New York -- What happens when the end of the world doesn't come? Cult members who believe the apocalypse will coincide with the coming of the year 2000 will face a pivotal point, psychologists say. Some will leave, disillusioned; others will draw closer to their charismatic leader; in rare cases, they will commit suicide.
"There may be some of these groups where the leader has been telling them that if [the apocalypse] doesn't happen at midnight on the 31st, they should end it all," said psychologist Margaret Singer, Ph.D, professor emeritus at the University of California-Berkeley and author of Cults in Our Midst. "We don't know," said Dr. Michael Langone, executive director of the American Family Foundation, which tracks and studies cults. "Cult suicides are like airline accidents - there's going to be another one, but you can't predict when."

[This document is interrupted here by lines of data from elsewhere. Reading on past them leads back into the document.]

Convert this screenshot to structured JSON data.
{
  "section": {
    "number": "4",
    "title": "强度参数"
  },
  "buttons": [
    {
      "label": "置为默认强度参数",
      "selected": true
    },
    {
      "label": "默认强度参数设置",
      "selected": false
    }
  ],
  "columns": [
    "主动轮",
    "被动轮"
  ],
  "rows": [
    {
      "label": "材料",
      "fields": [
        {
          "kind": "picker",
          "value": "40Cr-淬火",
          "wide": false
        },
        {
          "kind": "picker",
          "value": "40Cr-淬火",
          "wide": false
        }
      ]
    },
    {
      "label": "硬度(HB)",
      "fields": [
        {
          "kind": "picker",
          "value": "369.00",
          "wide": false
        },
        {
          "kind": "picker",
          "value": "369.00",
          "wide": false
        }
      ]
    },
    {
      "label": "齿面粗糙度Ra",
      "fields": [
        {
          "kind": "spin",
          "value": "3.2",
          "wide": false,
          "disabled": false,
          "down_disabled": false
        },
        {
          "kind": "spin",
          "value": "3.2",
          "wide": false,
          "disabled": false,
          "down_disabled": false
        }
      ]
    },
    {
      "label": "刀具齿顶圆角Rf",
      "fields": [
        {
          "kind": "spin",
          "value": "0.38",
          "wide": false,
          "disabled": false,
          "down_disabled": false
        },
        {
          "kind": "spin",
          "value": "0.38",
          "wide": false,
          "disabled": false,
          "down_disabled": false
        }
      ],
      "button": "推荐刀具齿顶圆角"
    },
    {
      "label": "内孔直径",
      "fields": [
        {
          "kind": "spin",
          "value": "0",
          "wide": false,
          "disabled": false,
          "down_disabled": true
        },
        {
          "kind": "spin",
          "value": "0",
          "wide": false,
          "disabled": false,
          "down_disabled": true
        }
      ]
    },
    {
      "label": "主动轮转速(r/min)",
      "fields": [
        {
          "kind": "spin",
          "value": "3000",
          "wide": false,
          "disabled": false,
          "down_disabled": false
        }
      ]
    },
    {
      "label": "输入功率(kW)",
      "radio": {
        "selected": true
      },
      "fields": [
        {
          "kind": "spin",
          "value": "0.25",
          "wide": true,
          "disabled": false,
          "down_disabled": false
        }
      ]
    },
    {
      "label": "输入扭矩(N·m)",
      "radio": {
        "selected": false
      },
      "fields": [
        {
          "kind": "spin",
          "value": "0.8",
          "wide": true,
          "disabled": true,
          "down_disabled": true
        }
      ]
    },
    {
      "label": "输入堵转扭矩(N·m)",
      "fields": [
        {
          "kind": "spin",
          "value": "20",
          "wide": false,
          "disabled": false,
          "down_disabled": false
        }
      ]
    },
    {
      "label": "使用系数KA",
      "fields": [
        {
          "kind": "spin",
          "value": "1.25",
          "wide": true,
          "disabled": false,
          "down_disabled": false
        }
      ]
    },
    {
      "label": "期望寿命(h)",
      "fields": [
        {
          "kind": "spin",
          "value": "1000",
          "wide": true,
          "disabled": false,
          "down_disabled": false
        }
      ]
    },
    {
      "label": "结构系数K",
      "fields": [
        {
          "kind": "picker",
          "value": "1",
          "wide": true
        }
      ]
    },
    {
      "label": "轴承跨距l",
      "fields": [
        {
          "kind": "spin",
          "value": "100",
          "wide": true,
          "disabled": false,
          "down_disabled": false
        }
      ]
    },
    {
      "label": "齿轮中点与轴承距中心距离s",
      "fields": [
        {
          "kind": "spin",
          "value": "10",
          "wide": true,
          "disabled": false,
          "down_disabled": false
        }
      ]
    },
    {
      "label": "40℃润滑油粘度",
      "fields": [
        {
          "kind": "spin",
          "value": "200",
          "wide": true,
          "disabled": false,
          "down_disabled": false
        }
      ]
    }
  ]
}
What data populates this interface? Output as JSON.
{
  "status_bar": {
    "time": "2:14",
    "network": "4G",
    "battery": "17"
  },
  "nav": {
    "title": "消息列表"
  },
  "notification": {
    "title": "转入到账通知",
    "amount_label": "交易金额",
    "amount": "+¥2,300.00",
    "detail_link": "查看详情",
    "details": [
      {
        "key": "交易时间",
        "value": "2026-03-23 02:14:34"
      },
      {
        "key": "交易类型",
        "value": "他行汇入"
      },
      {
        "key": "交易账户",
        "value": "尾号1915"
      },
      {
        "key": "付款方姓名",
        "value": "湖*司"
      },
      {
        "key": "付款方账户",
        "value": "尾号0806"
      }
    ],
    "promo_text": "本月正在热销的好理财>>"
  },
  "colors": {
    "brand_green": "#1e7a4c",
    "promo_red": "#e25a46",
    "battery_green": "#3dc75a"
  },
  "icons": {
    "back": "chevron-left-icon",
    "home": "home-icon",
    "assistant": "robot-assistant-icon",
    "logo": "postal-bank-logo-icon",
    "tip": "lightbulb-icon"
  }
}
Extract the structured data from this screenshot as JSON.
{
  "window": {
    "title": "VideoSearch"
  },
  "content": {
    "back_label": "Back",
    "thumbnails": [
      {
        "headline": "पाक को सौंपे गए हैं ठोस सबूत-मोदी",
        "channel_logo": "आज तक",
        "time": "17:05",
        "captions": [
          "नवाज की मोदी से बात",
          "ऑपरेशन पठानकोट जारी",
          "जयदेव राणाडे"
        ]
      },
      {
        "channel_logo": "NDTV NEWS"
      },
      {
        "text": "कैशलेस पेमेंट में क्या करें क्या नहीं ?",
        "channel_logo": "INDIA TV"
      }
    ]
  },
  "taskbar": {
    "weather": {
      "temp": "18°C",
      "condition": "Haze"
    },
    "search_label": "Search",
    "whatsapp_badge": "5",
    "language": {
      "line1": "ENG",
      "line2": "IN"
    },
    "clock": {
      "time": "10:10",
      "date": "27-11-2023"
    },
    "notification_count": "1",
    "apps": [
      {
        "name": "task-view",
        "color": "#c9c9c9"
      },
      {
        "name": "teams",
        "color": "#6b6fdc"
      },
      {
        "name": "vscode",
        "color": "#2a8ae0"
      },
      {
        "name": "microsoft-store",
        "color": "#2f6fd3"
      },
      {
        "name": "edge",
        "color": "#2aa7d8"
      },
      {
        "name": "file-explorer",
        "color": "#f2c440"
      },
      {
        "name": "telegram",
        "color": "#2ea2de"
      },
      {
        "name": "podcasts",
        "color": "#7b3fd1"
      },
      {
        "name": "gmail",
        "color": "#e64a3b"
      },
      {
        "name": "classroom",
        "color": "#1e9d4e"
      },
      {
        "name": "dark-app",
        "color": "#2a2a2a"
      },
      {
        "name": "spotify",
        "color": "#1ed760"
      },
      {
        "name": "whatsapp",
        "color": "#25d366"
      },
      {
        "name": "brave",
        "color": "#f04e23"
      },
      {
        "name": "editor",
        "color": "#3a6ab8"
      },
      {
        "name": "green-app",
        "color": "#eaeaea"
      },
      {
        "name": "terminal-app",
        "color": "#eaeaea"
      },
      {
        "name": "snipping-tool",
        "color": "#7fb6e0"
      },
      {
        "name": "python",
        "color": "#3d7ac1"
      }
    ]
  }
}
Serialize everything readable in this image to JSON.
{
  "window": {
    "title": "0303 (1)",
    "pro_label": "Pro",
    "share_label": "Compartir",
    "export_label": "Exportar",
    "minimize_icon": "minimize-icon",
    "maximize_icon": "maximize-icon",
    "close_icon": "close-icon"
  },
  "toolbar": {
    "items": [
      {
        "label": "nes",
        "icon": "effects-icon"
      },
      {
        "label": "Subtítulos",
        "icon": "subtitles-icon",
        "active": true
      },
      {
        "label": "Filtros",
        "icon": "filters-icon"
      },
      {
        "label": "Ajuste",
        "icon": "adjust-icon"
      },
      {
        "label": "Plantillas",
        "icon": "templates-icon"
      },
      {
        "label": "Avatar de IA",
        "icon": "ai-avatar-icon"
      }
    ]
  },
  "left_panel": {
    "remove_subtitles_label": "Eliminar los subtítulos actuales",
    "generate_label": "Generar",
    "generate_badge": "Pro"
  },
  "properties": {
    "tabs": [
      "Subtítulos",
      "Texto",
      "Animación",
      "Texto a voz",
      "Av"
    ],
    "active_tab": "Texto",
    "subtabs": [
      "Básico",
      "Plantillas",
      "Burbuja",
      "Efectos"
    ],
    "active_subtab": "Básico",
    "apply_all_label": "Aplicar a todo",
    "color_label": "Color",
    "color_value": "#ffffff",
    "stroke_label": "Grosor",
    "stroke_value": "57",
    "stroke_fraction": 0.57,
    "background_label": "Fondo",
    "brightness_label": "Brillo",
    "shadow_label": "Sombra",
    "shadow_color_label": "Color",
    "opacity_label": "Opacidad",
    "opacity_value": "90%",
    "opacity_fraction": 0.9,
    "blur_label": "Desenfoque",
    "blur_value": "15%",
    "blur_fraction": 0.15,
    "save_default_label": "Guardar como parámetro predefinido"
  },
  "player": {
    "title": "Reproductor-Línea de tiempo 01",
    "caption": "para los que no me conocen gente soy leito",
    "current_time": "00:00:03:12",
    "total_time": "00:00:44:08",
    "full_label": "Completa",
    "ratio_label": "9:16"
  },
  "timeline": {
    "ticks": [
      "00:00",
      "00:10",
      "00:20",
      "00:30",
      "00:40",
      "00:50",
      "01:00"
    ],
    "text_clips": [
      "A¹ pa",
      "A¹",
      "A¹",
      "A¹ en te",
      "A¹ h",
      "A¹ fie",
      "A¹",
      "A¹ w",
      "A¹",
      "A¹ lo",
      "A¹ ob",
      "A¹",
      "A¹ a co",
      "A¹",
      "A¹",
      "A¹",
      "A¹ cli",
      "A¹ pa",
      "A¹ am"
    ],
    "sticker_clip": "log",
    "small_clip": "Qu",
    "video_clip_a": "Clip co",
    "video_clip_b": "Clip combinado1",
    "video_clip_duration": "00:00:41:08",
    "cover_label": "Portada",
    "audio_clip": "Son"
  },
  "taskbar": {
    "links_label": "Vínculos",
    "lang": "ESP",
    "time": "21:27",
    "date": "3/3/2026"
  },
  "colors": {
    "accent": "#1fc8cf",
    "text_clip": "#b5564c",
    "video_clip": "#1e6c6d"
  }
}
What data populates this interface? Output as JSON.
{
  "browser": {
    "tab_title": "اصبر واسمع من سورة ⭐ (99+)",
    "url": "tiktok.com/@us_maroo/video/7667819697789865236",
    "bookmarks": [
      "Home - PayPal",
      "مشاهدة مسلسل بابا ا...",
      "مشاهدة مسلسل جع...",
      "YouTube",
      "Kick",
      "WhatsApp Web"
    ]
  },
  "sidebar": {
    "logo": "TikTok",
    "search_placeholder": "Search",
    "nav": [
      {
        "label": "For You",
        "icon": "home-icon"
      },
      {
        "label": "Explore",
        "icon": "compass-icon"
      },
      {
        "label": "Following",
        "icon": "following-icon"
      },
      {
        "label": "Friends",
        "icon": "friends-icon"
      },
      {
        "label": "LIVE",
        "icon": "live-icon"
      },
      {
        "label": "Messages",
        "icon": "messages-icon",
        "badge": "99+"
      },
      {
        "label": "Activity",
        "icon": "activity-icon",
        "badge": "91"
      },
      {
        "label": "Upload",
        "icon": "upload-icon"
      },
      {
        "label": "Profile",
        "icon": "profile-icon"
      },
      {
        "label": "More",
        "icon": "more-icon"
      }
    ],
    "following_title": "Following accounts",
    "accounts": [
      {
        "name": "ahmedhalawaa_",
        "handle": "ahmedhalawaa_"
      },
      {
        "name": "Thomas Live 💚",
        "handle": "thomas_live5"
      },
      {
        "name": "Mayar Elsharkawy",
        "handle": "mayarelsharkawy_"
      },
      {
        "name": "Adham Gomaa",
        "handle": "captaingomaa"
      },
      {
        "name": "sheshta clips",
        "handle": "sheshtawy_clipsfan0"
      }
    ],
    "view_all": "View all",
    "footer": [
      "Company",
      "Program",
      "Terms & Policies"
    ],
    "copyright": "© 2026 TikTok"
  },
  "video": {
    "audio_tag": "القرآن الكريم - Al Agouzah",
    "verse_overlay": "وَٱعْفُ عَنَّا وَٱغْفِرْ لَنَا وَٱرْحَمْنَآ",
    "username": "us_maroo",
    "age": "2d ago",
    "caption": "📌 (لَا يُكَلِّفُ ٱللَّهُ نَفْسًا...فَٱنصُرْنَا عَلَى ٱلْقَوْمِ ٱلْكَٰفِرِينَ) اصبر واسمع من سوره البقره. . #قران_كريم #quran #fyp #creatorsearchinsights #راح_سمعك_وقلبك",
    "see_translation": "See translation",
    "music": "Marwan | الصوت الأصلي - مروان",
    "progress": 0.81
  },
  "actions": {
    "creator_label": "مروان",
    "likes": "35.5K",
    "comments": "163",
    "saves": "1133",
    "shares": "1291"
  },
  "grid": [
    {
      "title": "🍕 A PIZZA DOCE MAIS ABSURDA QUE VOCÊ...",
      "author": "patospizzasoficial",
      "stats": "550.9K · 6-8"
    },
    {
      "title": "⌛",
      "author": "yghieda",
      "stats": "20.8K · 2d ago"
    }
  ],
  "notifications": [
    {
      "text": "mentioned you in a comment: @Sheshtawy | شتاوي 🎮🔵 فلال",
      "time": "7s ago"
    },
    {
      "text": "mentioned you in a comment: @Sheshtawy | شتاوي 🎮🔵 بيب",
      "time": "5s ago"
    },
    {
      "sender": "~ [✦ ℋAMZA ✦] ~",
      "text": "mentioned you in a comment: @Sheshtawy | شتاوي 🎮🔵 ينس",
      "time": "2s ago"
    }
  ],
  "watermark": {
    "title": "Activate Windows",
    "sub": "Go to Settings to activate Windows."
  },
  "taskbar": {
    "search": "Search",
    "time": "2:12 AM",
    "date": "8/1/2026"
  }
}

The end of the millennium (as most people are treating it, even though it will not officially end for another year) may prove to be just such a moment. At least one group, Concerned Christians, has spawned official concern over violence and suicides on or just before Jan. 1, with the group's leader convinced he is a character from the apocalypse-foretelling Book of Revelations. Concerned Christians members have been expelled from Israel and Greece; the group's current whereabouts are unknown. "Manipulative people know that a good way to get fearful, unsure people to follow them is to ... have this secret knowledge as to exactly when the end is coming," Singer said. "It's a way of keeping them worried if they're thinking about leaving or not giving money: this guy has control of the future."
"They're in a psychologically weak time," Singer said. "That's a good time to invite them home and say, 'We'd like to introduce to some of our friends who will help you reconsider what happened." Reaching out to a loved one in a cult should be handled carefully. "That's when the family needs not to fuss at them and tell them 'I told you so,' but say, 'Hey, we've always loved you. Come back with us,'" she added.
A social psychologist named Leon Festinger studied the phenomenon in his 1957 book, When Predictions Fail. Describing a group called the Seekers whose leader (falsely) predicted the coming of UFOs and the end of the world, he coined the term "cognitive dissonance" to describe the brain's ability to reconcile facts to fit their beliefs.
"People start saying, 'Oh, there was a miscalculation, the leader got the wrong message,'" Singer said.